(WHAT THE TASK ASKS) Each record has to be returned exactly as it appears.

Dataset records:
* * * *
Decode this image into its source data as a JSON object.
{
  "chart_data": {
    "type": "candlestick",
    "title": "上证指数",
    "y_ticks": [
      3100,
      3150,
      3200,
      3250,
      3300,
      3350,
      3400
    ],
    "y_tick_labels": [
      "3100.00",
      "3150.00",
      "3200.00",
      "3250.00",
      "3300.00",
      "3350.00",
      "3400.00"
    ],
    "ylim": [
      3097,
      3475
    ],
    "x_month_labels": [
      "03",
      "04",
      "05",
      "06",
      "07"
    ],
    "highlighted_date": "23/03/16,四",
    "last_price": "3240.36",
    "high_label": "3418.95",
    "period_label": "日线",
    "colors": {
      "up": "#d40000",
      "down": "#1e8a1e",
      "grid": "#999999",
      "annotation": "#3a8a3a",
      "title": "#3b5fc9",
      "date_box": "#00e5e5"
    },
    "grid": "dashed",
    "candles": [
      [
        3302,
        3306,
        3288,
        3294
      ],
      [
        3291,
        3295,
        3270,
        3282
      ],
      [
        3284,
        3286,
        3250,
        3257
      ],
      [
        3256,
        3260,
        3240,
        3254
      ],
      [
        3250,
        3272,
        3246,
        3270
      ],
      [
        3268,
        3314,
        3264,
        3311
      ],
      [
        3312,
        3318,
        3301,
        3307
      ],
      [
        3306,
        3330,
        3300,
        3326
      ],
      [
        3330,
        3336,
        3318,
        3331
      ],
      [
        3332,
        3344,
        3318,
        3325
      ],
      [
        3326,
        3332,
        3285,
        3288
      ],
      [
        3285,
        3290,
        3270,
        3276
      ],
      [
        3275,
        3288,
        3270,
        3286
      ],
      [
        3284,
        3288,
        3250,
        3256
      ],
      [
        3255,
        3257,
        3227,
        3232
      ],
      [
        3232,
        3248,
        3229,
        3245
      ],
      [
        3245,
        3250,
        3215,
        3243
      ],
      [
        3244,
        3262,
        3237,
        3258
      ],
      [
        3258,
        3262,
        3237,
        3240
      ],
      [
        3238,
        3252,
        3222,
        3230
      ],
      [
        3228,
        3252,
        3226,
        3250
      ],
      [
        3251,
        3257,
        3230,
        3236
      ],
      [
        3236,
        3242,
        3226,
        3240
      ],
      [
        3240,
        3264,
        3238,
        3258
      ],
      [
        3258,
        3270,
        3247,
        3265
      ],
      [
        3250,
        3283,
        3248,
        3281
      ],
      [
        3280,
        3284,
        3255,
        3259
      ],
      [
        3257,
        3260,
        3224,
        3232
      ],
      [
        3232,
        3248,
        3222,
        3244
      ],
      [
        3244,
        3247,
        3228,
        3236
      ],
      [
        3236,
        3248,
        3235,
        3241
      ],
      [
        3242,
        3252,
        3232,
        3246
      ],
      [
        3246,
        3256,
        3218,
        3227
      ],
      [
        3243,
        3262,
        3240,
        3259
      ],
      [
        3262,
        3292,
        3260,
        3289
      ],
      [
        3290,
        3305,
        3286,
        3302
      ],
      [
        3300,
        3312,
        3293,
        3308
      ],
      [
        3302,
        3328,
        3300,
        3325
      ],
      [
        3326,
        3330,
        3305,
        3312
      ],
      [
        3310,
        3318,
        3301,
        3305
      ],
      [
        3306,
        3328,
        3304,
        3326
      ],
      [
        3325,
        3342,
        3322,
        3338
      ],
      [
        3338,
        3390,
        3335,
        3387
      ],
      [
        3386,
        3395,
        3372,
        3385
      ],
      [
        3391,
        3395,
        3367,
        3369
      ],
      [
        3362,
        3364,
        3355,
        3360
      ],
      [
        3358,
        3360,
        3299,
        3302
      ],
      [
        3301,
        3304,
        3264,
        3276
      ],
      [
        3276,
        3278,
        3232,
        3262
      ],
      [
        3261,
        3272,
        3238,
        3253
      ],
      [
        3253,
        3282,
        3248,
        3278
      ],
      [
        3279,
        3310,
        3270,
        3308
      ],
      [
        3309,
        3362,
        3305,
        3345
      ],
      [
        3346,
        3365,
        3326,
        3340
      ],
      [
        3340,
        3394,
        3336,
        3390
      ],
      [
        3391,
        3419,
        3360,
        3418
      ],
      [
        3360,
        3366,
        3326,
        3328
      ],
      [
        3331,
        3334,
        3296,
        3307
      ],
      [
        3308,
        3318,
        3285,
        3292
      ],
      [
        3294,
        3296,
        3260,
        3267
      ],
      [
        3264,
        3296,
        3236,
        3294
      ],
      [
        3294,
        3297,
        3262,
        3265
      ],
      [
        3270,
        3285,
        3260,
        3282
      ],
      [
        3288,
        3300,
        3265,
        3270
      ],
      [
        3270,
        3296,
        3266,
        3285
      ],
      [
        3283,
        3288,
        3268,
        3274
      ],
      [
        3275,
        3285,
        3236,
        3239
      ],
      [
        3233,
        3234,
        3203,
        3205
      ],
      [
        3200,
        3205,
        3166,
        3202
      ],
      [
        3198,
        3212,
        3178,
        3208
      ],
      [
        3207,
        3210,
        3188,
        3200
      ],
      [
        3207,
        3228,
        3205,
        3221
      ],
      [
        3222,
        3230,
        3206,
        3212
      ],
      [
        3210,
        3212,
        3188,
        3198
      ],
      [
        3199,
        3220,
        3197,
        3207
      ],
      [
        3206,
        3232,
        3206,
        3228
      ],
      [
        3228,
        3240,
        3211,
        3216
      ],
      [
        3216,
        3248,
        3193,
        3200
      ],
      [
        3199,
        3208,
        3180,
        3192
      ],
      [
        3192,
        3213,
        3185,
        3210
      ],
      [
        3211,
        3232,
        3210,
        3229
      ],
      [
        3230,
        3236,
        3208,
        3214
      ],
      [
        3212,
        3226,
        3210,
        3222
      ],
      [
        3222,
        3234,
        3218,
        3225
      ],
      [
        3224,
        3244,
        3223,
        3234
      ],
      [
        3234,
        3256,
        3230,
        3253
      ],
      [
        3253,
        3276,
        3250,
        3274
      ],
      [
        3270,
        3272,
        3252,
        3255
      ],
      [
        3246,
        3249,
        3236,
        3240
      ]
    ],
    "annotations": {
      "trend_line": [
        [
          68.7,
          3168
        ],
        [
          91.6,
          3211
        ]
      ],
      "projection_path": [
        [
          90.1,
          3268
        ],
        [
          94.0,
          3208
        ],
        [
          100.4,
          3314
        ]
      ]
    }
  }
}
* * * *
(REPLY)
Decode this image into its source data as a JSON object.
{
  "chart_data": {
    "type": "candlestick",
    "title": "上证指数",
    "y_ticks": [
      3100,
      3150,
      3200,
      3250,
      3300,
      3350,
      3400
    ],
    "y_tick_labels": [
      "3100.00",
      "3150.00",
      "3200.00",
      "3250.00",
      "3300.00",
      "3350.00",
      "3400.00"
    ],
    "ylim": [
      3097,
      3475
    ],
    "x_month_labels": [
      "03",
      "04",
      "05",
      "06",
      "07"
    ],
    "highlighted_date": "23/03/16,四",
    "last_price": "3240.36",
    "high_label": "3418.95",
    "period_label": "日线",
    "colors": {
      "up": "#d40000",
      "down": "#1e8a1e",
      "grid": "#999999",
      "annotation": "#3a8a3a",
      "title": "#3b5fc9",
      "date_box": "#00e5e5"
    },
    "grid": "dashed",
    "candles": [
      [
        3302,
        3306,
        3288,
        3294
      ],
      [
        3291,
        3295,
        3270,
        3282
      ],
      [
        3284,
        3286,
        3250,
        3257
      ],
      [
        3256,
        3260,
        3240,
        3254
      ],
      [
        3250,
        3272,
        3246,
        3270
      ],
      [
        3268,
        3314,
        3264,
        3311
      ],
      [
        3312,
        3318,
        3301,
        3307
      ],
      [
        3306,
        3330,
        3300,
        3326
      ],
      [
        3330,
        3336,
        3318,
        3331
      ],
      [
        3332,
        3344,
        3318,
        3325
      ],
      [
        3326,
        3332,
        3285,
        3288
      ],
      [
        3285,
        3290,
        3270,
        3276
      ],
      [
        3275,
        3288,
        3270,
        3286
      ],
      [
        3284,
        3288,
        3250,
        3256
      ],
      [
        3255,
        3257,
        3227,
        3232
      ],
      [
        3232,
        3248,
        3229,
        3245
      ],
      [
        3245,
        3250,
        3215,
        3243
      ],
      [
        3244,
        3262,
        3237,
        3258
      ],
      [
        3258,
        3262,
        3237,
        3240
      ],
      [
        3238,
        3252,
        3222,
        3230
      ],
      [
        3228,
        3252,
        3226,
        3250
      ],
      [
        3251,
        3257,
        3230,
        3236
      ],
      [
        3236,
        3242,
        3226,
        3240
      ],
      [
        3240,
        3264,
        3238,
        3258
      ],
      [
        3258,
        3270,
        3247,
        3265
      ],
      [
        3250,
        3283,
        3248,
        3281
      ],
      [
        3280,
        3284,
        3255,
        3259
      ],
      [
        3257,
        3260,
        3224,
        3232
      ],
      [
        3232,
        3248,
        3222,
        3244
      ],
      [
        3244,
        3247,
        3228,
        3236
      ],
      [
        3236,
        3248,
        3235,
        3241
      ],
      [
        3242,
        3252,
        3232,
        3246
      ],
      [
        3246,
        3256,
        3218,
        3227
      ],
      [
        3243,
        3262,
        3240,
        3259
      ],
      [
        3262,
        3292,
        3260,
        3289
      ],
      [
        3290,
        3305,
        3286,
        3302
      ],
      [
        3300,
        3312,
        3293,
        3308
      ],
      [
        3302,
        3328,
        3300,
        3325
      ],
      [
        3326,
        3330,
        3305,
        3312
      ],
      [
        3310,
        3318,
        3301,
        3305
      ],
      [
        3306,
        3328,
        3304,
        3326
      ],
      [
        3325,
        3342,
        3322,
        3338
      ],
      [
        3338,
        3390,
        3335,
        3387
      ],
      [
        3386,
        3395,
        3372,
        3385
      ],
      [
        3391,
        3395,
        3367,
        3369
      ],
      [
        3362,
        3364,
        3355,
        3360
      ],
      [
        3358,
        3360,
        3299,
        3302
      ],
      [
        3301,
        3304,
        3264,
        3276
      ],
      [
        3276,
        3278,
        3232,
        3262
      ],
      [
        3261,
        3272,
        3238,
        3253
      ],
      [
        3253,
        3282,
        3248,
        3278
      ],
      [
        3279,
        3310,
        3270,
        3308
      ],
      [
        3309,
        3362,
        3305,
        3345
      ],
      [
        3346,
        3365,
        3326,
        3340
      ],
      [
        3340,
        3394,
        3336,
        3390
      ],
      [
        3391,
        3419,
        3360,
        3418
      ],
      [
        3360,
        3366,
        3326,
        3328
      ],
      [
        3331,
        3334,
        3296,
        3307
      ],
      [
        3308,
        3318,
        3285,
        3292
      ],
      [
        3294,
        3296,
        3260,
        3267
      ],
      [
        3264,
        3296,
        3236,
        3294
      ],
      [
        3294,
        3297,
        3262,
        3265
      ],
      [
        3270,
        3285,
        3260,
        3282
      ],
      [
        3288,
        3300,
        3265,
        3270
      ],
      [
        3270,
        3296,
        3266,
        3285
      ],
      [
        3283,
        3288,
        3268,
        3274
      ],
      [
        3275,
        3285,
        3236,
        3239
      ],
      [
        3233,
        3234,
        3203,
        3205
      ],
      [
        3200,
        3205,
        3166,
        3202
      ],
      [
        3198,
        3212,
        3178,
        3208
      ],
      [
        3207,
        3210,
        3188,
        3200
      ],
      [
        3207,
        3228,
        3205,
        3221
      ],
      [
        3222,
        3230,
        3206,
        3212
      ],
      [
        3210,
        3212,
        3188,
        3198
      ],
      [
        3199,
        3220,
        3197,
        3207
      ],
      [
        3206,
        3232,
        3206,
        3228
      ],
      [
        3228,
        3240,
        3211,
        3216
      ],
      [
        3216,
        3248,
        3193,
        3200
      ],
      [
        3199,
        3208,
        3180,
        3192
      ],
      [
        3192,
        3213,
        3185,
        3210
      ],
      [
        3211,
        3232,
        3210,
        3229
      ],
      [
        3230,
        3236,
        3208,
        3214
      ],
      [
        3212,
        3226,
        3210,
        3222
      ],
      [
        3222,
        3234,
        3218,
        3225
      ],
      [
        3224,
        3244,
        3223,
        3234
      ],
      [
        3234,
        3256,
        3230,
        3253
      ],
      [
        3253,
        3276,
        3250,
        3274
      ],
      [
        3270,
        3272,
        3252,
        3255
      ],
      [
        3246,
        3249,
        3236,
        3240
      ]
    ],
    "annotations": {
      "trend_line": [
        [
          68.7,
          3168
        ],
        [
          91.6,
          3211
        ]
      ],
      "projection_path": [
        [
          90.1,
          3268
        ],
        [
          94.0,
          3208
        ],
        [
          100.4,
          3314
        ]
      ]
    }
  }
}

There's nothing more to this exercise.